=== EXERCISE DETAILS ===
Each line of the data below containing "title" needs to be listed.

=== LISTED RECORDS ===
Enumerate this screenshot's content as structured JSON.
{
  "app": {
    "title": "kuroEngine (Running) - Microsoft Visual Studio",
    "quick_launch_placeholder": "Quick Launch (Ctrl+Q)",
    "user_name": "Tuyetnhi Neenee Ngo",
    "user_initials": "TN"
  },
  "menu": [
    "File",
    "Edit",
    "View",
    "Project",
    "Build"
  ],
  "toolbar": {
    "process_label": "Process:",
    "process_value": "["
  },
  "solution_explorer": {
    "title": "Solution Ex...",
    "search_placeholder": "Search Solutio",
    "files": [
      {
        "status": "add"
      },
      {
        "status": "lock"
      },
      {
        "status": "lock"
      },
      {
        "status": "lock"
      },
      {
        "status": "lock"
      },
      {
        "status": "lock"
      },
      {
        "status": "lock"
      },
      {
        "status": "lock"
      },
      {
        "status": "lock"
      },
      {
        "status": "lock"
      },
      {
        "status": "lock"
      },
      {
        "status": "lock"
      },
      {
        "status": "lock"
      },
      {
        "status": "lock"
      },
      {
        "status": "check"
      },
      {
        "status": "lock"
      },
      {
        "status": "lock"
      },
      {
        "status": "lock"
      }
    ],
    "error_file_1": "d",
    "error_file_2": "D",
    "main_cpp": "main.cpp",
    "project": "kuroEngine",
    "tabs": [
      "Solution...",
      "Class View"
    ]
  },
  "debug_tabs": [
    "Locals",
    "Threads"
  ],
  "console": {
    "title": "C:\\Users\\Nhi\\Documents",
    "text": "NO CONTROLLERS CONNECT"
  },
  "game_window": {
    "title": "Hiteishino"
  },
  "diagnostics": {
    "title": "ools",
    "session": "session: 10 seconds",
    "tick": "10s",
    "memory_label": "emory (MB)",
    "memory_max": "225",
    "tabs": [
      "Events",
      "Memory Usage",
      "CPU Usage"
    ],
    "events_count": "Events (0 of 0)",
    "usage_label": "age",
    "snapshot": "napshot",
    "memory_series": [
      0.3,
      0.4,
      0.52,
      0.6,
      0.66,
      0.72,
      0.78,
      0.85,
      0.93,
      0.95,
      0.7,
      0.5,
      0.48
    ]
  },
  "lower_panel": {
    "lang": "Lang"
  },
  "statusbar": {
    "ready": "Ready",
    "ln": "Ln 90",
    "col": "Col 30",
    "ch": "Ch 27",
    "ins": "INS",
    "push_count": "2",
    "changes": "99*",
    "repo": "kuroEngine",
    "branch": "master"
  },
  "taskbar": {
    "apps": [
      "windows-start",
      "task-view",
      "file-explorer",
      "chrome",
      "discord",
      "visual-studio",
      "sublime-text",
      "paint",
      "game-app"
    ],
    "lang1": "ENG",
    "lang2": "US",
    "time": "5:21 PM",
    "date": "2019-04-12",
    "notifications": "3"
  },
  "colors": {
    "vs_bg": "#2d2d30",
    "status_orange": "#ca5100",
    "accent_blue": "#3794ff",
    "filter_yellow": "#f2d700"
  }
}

=== COMPLETED TASK ===
    "title": "kuroEngine (Running) - Microsoft Visual Studio",
    "title": "Solution Ex...",
    "title": "C:\\Users\\Nhi\\Documents",
    "title": "Hiteishino"
    "title": "ools",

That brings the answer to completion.